[Opening PROVIDED RECORDS section]

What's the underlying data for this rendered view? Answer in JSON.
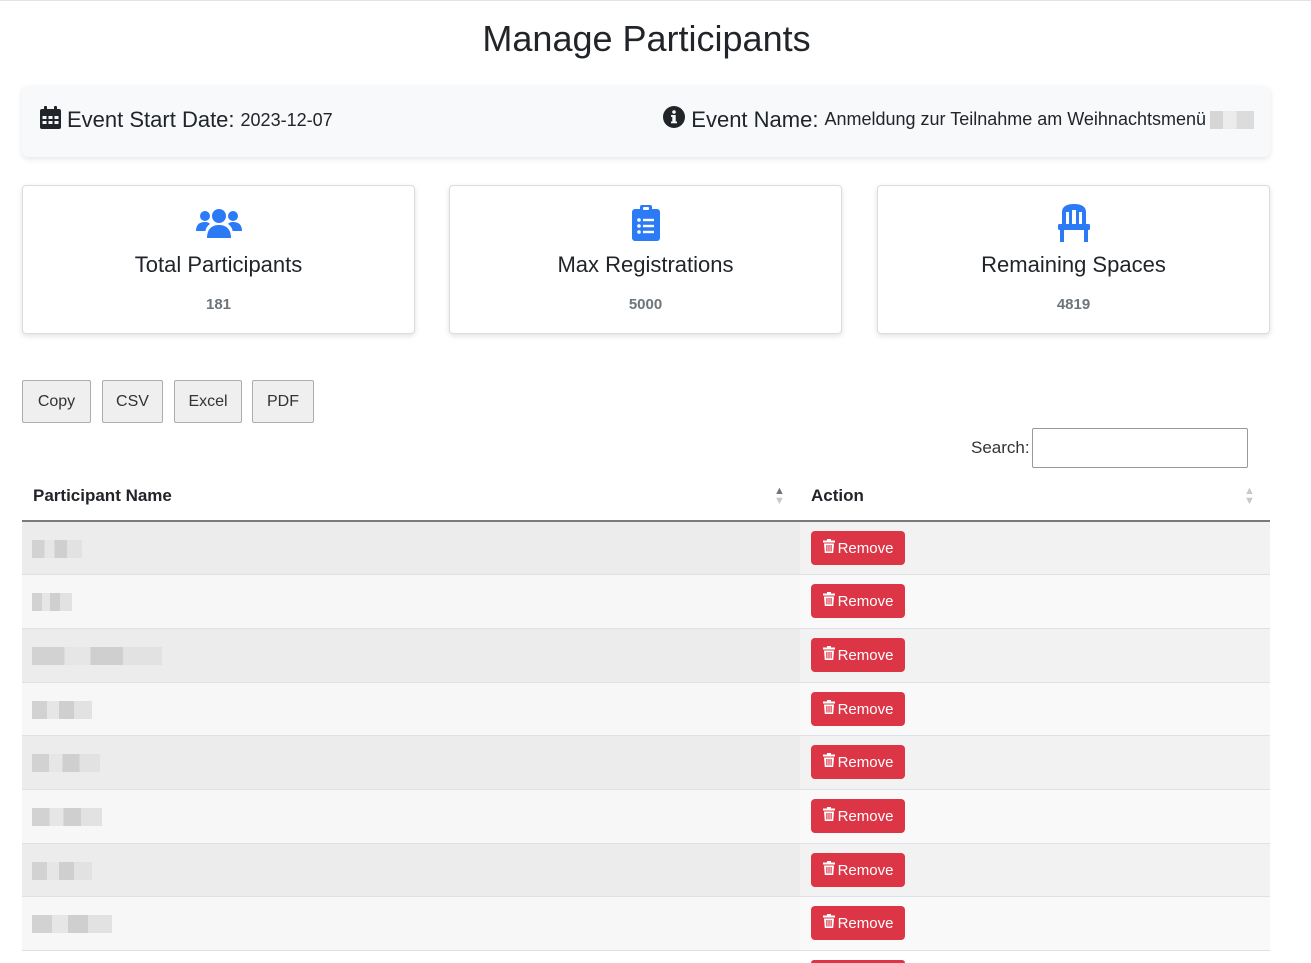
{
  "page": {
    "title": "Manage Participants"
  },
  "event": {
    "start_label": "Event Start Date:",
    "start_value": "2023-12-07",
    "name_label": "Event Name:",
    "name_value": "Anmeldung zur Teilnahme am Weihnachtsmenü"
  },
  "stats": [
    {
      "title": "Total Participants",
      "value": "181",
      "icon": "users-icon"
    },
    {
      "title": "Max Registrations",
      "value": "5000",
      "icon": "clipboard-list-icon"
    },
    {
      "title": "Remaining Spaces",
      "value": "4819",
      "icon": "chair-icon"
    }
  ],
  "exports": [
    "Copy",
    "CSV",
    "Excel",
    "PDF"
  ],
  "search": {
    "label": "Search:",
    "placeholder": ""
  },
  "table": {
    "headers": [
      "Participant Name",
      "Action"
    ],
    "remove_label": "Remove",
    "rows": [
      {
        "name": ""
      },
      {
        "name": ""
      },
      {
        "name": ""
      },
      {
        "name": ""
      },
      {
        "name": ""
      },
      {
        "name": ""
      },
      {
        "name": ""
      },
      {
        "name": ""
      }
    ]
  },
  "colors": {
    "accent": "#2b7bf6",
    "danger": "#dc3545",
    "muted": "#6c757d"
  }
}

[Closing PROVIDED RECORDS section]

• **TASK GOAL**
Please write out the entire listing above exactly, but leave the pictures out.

• **YOUR SOLUTION**
What's the underlying data for this rendered view? Answer in JSON.
{
  "page": {
    "title": "Manage Participants"
  },
  "event": {
    "start_label": "Event Start Date:",
    "start_value": "2023-12-07",
    "name_label": "Event Name:",
    "name_value": "Anmeldung zur Teilnahme am Weihnachtsmenü"
  },
  "stats": [
    {
      "title": "Total Participants",
      "value": "181",
      "icon": "users-icon"
    },
    {
      "title": "Max Registrations",
      "value": "5000",
      "icon": "clipboard-list-icon"
    },
    {
      "title": "Remaining Spaces",
      "value": "4819",
      "icon": "chair-icon"
    }
  ],
  "exports": [
    "Copy",
    "CSV",
    "Excel",
    "PDF"
  ],
  "search": {
    "label": "Search:",
    "placeholder": ""
  },
  "table": {
    "headers": [
      "Participant Name",
      "Action"
    ],
    "remove_label": "Remove",
    "rows": [
      {
        "name": ""
      },
      {
        "name": ""
      },
      {
        "name": ""
      },
      {
        "name": ""
      },
      {
        "name": ""
      },
      {
        "name": ""
      },
      {
        "name": ""
      },
      {
        "name": ""
      }
    ]
  },
  "colors": {
    "accent": "#2b7bf6",
    "danger": "#dc3545",
    "muted": "#6c757d"
  }
}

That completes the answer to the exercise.